securities by certain seasoned issuers that is similar to amended Section 2(a)(3). Unlike Section 2(a)(3), however, Rule 139 is not
available for the initiation of research regarding an issuer or its securities and covers only written (not oral) communications. Note
also that this definition of research report is different from the manner in which a research report is defined for purposes of SEC
Regulation AC as well as for purposes of FINRA’s NASD Rule 2711 (Rule 2711).
23 See Rule 2711(f)(1)(A), (f)(2) and (f)(4).
24 See FINRA Notice 05-34 (May 2005).
25 See note 6 above.
26 See SEC Release No. 34-68037 (Oct. 11, 2012).
27 The changes expressly mandated by the JOBS Act were effective retroactively to April 5, 2012. The other changes adopted to
further the policies of the JOBS Act, but not expressly mandated by the provisions of the JOBS Act, were effective as of October 11,
2012. See FINRA Notice 12-49 (Nov. 2012).
28 The Global Research Analyst Settlement (the Settlement) was entered into in 2003 between a number of major investment banks
and the SEC and other regulators. Although the terms of the Settlement were amended in 2004 and 2010 to modify and remove
certain requirements (largely due to the adoption by FINRA of similar requirements applicable on an industry-wide basis), the
remaining provisions of the Settlement are still in effect. The terms of the Settlement may be modified only by court order or by an
SEC or FINRA rule or interpretation that is expressly stated to supersede a particular provision of the Settlement.
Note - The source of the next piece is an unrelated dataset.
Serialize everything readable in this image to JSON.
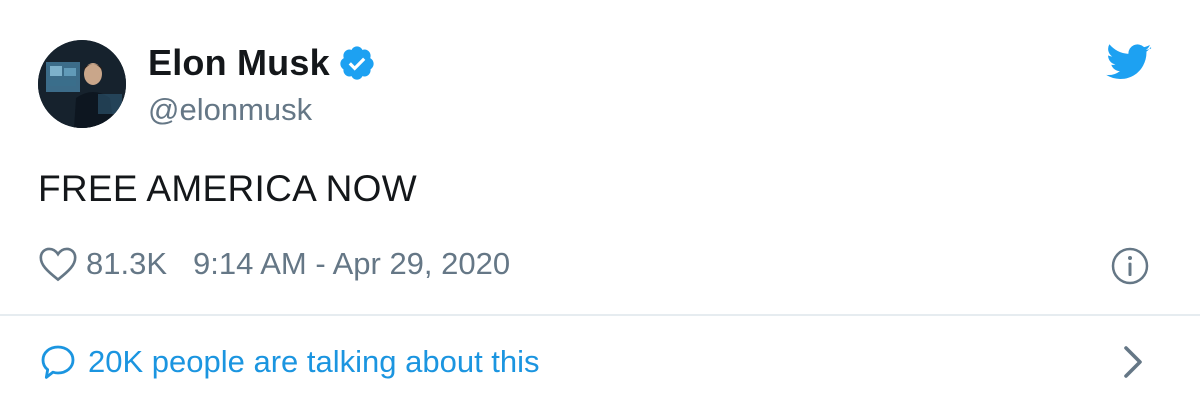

The SEC and
FINRA have indicated that they are not inclined to modify the terms of the Settlement in response to the JOBS Act.
29 In addition, analyst communications continue to be subject to certification and other requirements under SEC Regulation AC and to
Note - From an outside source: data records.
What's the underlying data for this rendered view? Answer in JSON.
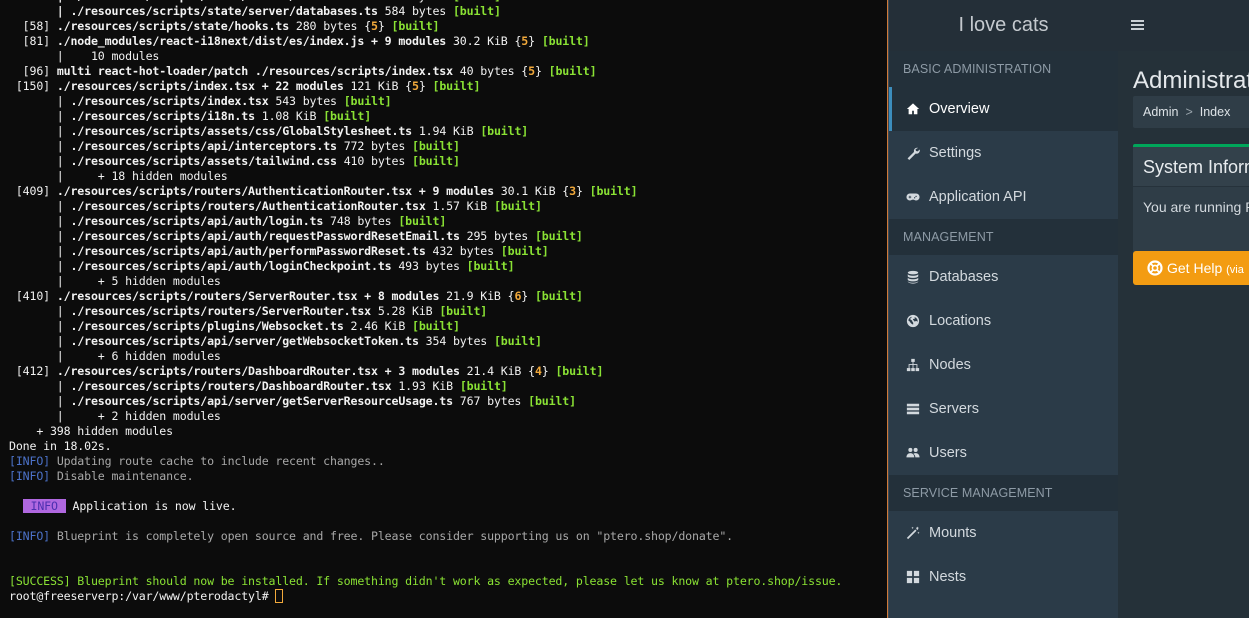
{
  "terminal": {
    "lines": [
      [
        {
          "t": "       | ./resources/scripts/state/server/databases.ts ",
          "c": "white b"
        },
        {
          "t": "584 bytes ",
          "c": "white"
        },
        {
          "t": "[built]",
          "c": "green"
        }
      ],
      [
        {
          "t": "       | ./resources/scripts/state/server/databases.ts ",
          "c": "white b"
        },
        {
          "t": "584 bytes ",
          "c": "white"
        },
        {
          "t": "[built]",
          "c": "green"
        }
      ],
      [
        {
          "t": "  [58] ",
          "c": "white"
        },
        {
          "t": "./resources/scripts/state/hooks.ts ",
          "c": "white b"
        },
        {
          "t": "280 bytes ",
          "c": "white"
        },
        {
          "t": "{",
          "c": "white"
        },
        {
          "t": "5",
          "c": "yellow"
        },
        {
          "t": "} ",
          "c": "white"
        },
        {
          "t": "[built]",
          "c": "green"
        }
      ],
      [
        {
          "t": "  [81] ",
          "c": "white"
        },
        {
          "t": "./node_modules/react-i18next/dist/es/index.js + 9 modules ",
          "c": "white b"
        },
        {
          "t": "30.2 KiB ",
          "c": "white"
        },
        {
          "t": "{",
          "c": "white"
        },
        {
          "t": "5",
          "c": "yellow"
        },
        {
          "t": "} ",
          "c": "white"
        },
        {
          "t": "[built]",
          "c": "green"
        }
      ],
      [
        {
          "t": "       |    10 modules",
          "c": "white"
        }
      ],
      [
        {
          "t": "  [96] ",
          "c": "white"
        },
        {
          "t": "multi react-hot-loader/patch ./resources/scripts/index.tsx ",
          "c": "white b"
        },
        {
          "t": "40 bytes ",
          "c": "white"
        },
        {
          "t": "{",
          "c": "white"
        },
        {
          "t": "5",
          "c": "yellow"
        },
        {
          "t": "} ",
          "c": "white"
        },
        {
          "t": "[built]",
          "c": "green"
        }
      ],
      [
        {
          "t": " [150] ",
          "c": "white"
        },
        {
          "t": "./resources/scripts/index.tsx + 22 modules ",
          "c": "white b"
        },
        {
          "t": "121 KiB ",
          "c": "white"
        },
        {
          "t": "{",
          "c": "white"
        },
        {
          "t": "5",
          "c": "yellow"
        },
        {
          "t": "} ",
          "c": "white"
        },
        {
          "t": "[built]",
          "c": "green"
        }
      ],
      [
        {
          "t": "       | ",
          "c": "white"
        },
        {
          "t": "./resources/scripts/index.tsx ",
          "c": "white b"
        },
        {
          "t": "543 bytes ",
          "c": "white"
        },
        {
          "t": "[built]",
          "c": "green"
        }
      ],
      [
        {
          "t": "       | ",
          "c": "white"
        },
        {
          "t": "./resources/scripts/i18n.ts ",
          "c": "white b"
        },
        {
          "t": "1.08 KiB ",
          "c": "white"
        },
        {
          "t": "[built]",
          "c": "green"
        }
      ],
      [
        {
          "t": "       | ",
          "c": "white"
        },
        {
          "t": "./resources/scripts/assets/css/GlobalStylesheet.ts ",
          "c": "white b"
        },
        {
          "t": "1.94 KiB ",
          "c": "white"
        },
        {
          "t": "[built]",
          "c": "green"
        }
      ],
      [
        {
          "t": "       | ",
          "c": "white"
        },
        {
          "t": "./resources/scripts/api/interceptors.ts ",
          "c": "white b"
        },
        {
          "t": "772 bytes ",
          "c": "white"
        },
        {
          "t": "[built]",
          "c": "green"
        }
      ],
      [
        {
          "t": "       | ",
          "c": "white"
        },
        {
          "t": "./resources/scripts/assets/tailwind.css ",
          "c": "white b"
        },
        {
          "t": "410 bytes ",
          "c": "white"
        },
        {
          "t": "[built]",
          "c": "green"
        }
      ],
      [
        {
          "t": "       |     + 18 hidden modules",
          "c": "white"
        }
      ],
      [
        {
          "t": " [409] ",
          "c": "white"
        },
        {
          "t": "./resources/scripts/routers/AuthenticationRouter.tsx + 9 modules ",
          "c": "white b"
        },
        {
          "t": "30.1 KiB ",
          "c": "white"
        },
        {
          "t": "{",
          "c": "white"
        },
        {
          "t": "3",
          "c": "yellow"
        },
        {
          "t": "} ",
          "c": "white"
        },
        {
          "t": "[built]",
          "c": "green"
        }
      ],
      [
        {
          "t": "       | ",
          "c": "white"
        },
        {
          "t": "./resources/scripts/routers/AuthenticationRouter.tsx ",
          "c": "white b"
        },
        {
          "t": "1.57 KiB ",
          "c": "white"
        },
        {
          "t": "[built]",
          "c": "green"
        }
      ],
      [
        {
          "t": "       | ",
          "c": "white"
        },
        {
          "t": "./resources/scripts/api/auth/login.ts ",
          "c": "white b"
        },
        {
          "t": "748 bytes ",
          "c": "white"
        },
        {
          "t": "[built]",
          "c": "green"
        }
      ],
      [
        {
          "t": "       | ",
          "c": "white"
        },
        {
          "t": "./resources/scripts/api/auth/requestPasswordResetEmail.ts ",
          "c": "white b"
        },
        {
          "t": "295 bytes ",
          "c": "white"
        },
        {
          "t": "[built]",
          "c": "green"
        }
      ],
      [
        {
          "t": "       | ",
          "c": "white"
        },
        {
          "t": "./resources/scripts/api/auth/performPasswordReset.ts ",
          "c": "white b"
        },
        {
          "t": "432 bytes ",
          "c": "white"
        },
        {
          "t": "[built]",
          "c": "green"
        }
      ],
      [
        {
          "t": "       | ",
          "c": "white"
        },
        {
          "t": "./resources/scripts/api/auth/loginCheckpoint.ts ",
          "c": "white b"
        },
        {
          "t": "493 bytes ",
          "c": "white"
        },
        {
          "t": "[built]",
          "c": "green"
        }
      ],
      [
        {
          "t": "       |     + 5 hidden modules",
          "c": "white"
        }
      ],
      [
        {
          "t": " [410] ",
          "c": "white"
        },
        {
          "t": "./resources/scripts/routers/ServerRouter.tsx + 8 modules ",
          "c": "white b"
        },
        {
          "t": "21.9 KiB ",
          "c": "white"
        },
        {
          "t": "{",
          "c": "white"
        },
        {
          "t": "6",
          "c": "yellow"
        },
        {
          "t": "} ",
          "c": "white"
        },
        {
          "t": "[built]",
          "c": "green"
        }
      ],
      [
        {
          "t": "       | ",
          "c": "white"
        },
        {
          "t": "./resources/scripts/routers/ServerRouter.tsx ",
          "c": "white b"
        },
        {
          "t": "5.28 KiB ",
          "c": "white"
        },
        {
          "t": "[built]",
          "c": "green"
        }
      ],
      [
        {
          "t": "       | ",
          "c": "white"
        },
        {
          "t": "./resources/scripts/plugins/Websocket.ts ",
          "c": "white b"
        },
        {
          "t": "2.46 KiB ",
          "c": "white"
        },
        {
          "t": "[built]",
          "c": "green"
        }
      ],
      [
        {
          "t": "       | ",
          "c": "white"
        },
        {
          "t": "./resources/scripts/api/server/getWebsocketToken.ts ",
          "c": "white b"
        },
        {
          "t": "354 bytes ",
          "c": "white"
        },
        {
          "t": "[built]",
          "c": "green"
        }
      ],
      [
        {
          "t": "       |     + 6 hidden modules",
          "c": "white"
        }
      ],
      [
        {
          "t": " [412] ",
          "c": "white"
        },
        {
          "t": "./resources/scripts/routers/DashboardRouter.tsx + 3 modules ",
          "c": "white b"
        },
        {
          "t": "21.4 KiB ",
          "c": "white"
        },
        {
          "t": "{",
          "c": "white"
        },
        {
          "t": "4",
          "c": "yellow"
        },
        {
          "t": "} ",
          "c": "white"
        },
        {
          "t": "[built]",
          "c": "green"
        }
      ],
      [
        {
          "t": "       | ",
          "c": "white"
        },
        {
          "t": "./resources/scripts/routers/DashboardRouter.tsx ",
          "c": "white b"
        },
        {
          "t": "1.93 KiB ",
          "c": "white"
        },
        {
          "t": "[built]",
          "c": "green"
        }
      ],
      [
        {
          "t": "       | ",
          "c": "white"
        },
        {
          "t": "./resources/scripts/api/server/getServerResourceUsage.ts ",
          "c": "white b"
        },
        {
          "t": "767 bytes ",
          "c": "white"
        },
        {
          "t": "[built]",
          "c": "green"
        }
      ],
      [
        {
          "t": "       |     + 2 hidden modules",
          "c": "white"
        }
      ],
      [
        {
          "t": "    + 398 hidden modules",
          "c": "white"
        }
      ],
      [
        {
          "t": "Done in 18.02s.",
          "c": "white"
        }
      ],
      [
        {
          "t": "[INFO] ",
          "c": "info"
        },
        {
          "t": "Updating route cache to include recent changes..",
          "c": "grey"
        }
      ],
      [
        {
          "t": "[INFO] ",
          "c": "info"
        },
        {
          "t": "Disable maintenance.",
          "c": "grey"
        }
      ],
      [
        {
          "t": "",
          "c": "white"
        }
      ],
      [
        {
          "t": "  ",
          "c": "white"
        },
        {
          "t": " INFO ",
          "c": "badge"
        },
        {
          "t": " Application is now live.",
          "c": "white"
        }
      ],
      [
        {
          "t": "",
          "c": "white"
        }
      ],
      [
        {
          "t": "[INFO] ",
          "c": "info"
        },
        {
          "t": "Blueprint is completely open source and free. Please consider supporting us on \"ptero.shop/donate\".",
          "c": "grey"
        }
      ],
      [
        {
          "t": "",
          "c": "white"
        }
      ],
      [
        {
          "t": "",
          "c": "white"
        }
      ],
      [
        {
          "t": "[SUCCESS] Blueprint should now be installed. If something didn't work as expected, please let us know at ptero.shop/issue.",
          "c": "success"
        }
      ],
      [
        {
          "t": "root@freeserverp:/var/www/pterodactyl# ",
          "c": "white"
        },
        {
          "t": "",
          "c": "cursor"
        }
      ]
    ]
  },
  "panel": {
    "brand": "I love cats",
    "menu_toggle_icon": "hamburger-icon",
    "sidebar": [
      {
        "type": "header",
        "label": "Basic Administration"
      },
      {
        "type": "item",
        "label": "Overview",
        "icon": "home-icon",
        "active": true
      },
      {
        "type": "item",
        "label": "Settings",
        "icon": "wrench-icon"
      },
      {
        "type": "item",
        "label": "Application API",
        "icon": "gamepad-icon"
      },
      {
        "type": "header",
        "label": "Management"
      },
      {
        "type": "item",
        "label": "Databases",
        "icon": "database-icon"
      },
      {
        "type": "item",
        "label": "Locations",
        "icon": "globe-icon"
      },
      {
        "type": "item",
        "label": "Nodes",
        "icon": "sitemap-icon"
      },
      {
        "type": "item",
        "label": "Servers",
        "icon": "server-icon"
      },
      {
        "type": "item",
        "label": "Users",
        "icon": "users-icon"
      },
      {
        "type": "header",
        "label": "Service Management"
      },
      {
        "type": "item",
        "label": "Mounts",
        "icon": "magic-icon"
      },
      {
        "type": "item",
        "label": "Nests",
        "icon": "th-large-icon"
      }
    ],
    "content": {
      "title": "Administrat",
      "breadcrumb": [
        "Admin",
        "Index"
      ],
      "info_box_title": "System Inform",
      "info_box_text": "You are running P",
      "help_button_label": "Get Help",
      "help_button_small": "(via",
      "help_button_icon": "life-ring-icon"
    },
    "colors": {
      "accent": "#3c8dbc",
      "success": "#00a65a",
      "warning": "#f39c12"
    }
  }
}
the content, approval, supervision, compensation and other requirements of Rule 2711 and FINRA Rule 2210 (regarding member
communications with the public).
30 Nearly all of these research reports were simply initiating coverage of the issuer and did not include a price target or a rating.
31 See Rule 2711(f)(1)(B), (f)(4) and new (f)(5).
32 These extension provisions were included to allow research analysts to continue to publish research around the time of the
earnings release or other significant event without running afoul of the research quiet periods set forth in Rule 2711(f)(4).
33 Although a waiver of an EGC lock-up will no longer trigger the imposition of research quiet periods under Rule 2711, the waiver
itself may still require the issuance of a press release pursuant to FINRA Rule 5131, depending on the nature of the waiver and the
persons for whom the restrictions are being waived.
Latham & Watkins operates worldwide as a limited liability partnership organized under the laws of the State of Delaware (USA) with affiliated limited liability partnerships conducting the practice in the United Kingdom, France, Italy and Singapore and as affiliated partnerships conducting the practice in Hong Kong and Japan. The Law Office of Salman M. Al-Sudairi is Latham & Watkins associated office in the Kingdom of Saudi Arabia. In Qatar, Latham & Watkins LLP is licensed by the Qatar Financial Centre Authority. Under New York’s Code of Professional Responsibility, portions of this communication contain attorney advertising. Prior results do not guarantee a similar outcome. Results depend upon a variety of factors unique to each representation. Please direct all inquiries regarding our conduct under New York’s Disciplinary Rules to Latham & Watkins LLP, 885 Third Avenue, New York, NY 10022-4834, Phone: +1.212.906.1200. © Copyright 2014 Latham & Watkins. All Rights Reserved.
* In association with the Law Office of Salman M. Al-Sudairi
Alexander F. Cohen
Kirk A. Davenport II
Dana G. Fleischman
John S. Kim
Keely C. O’Malley
Anthony J. Richmond
Joel H. Trotter
The authors wish to thank Spencer Bloom, Katherine Brown, Melissa Fabian, Nicholas Goss, Sean Miller and Allison Wyman for their outstanding contributions to this report.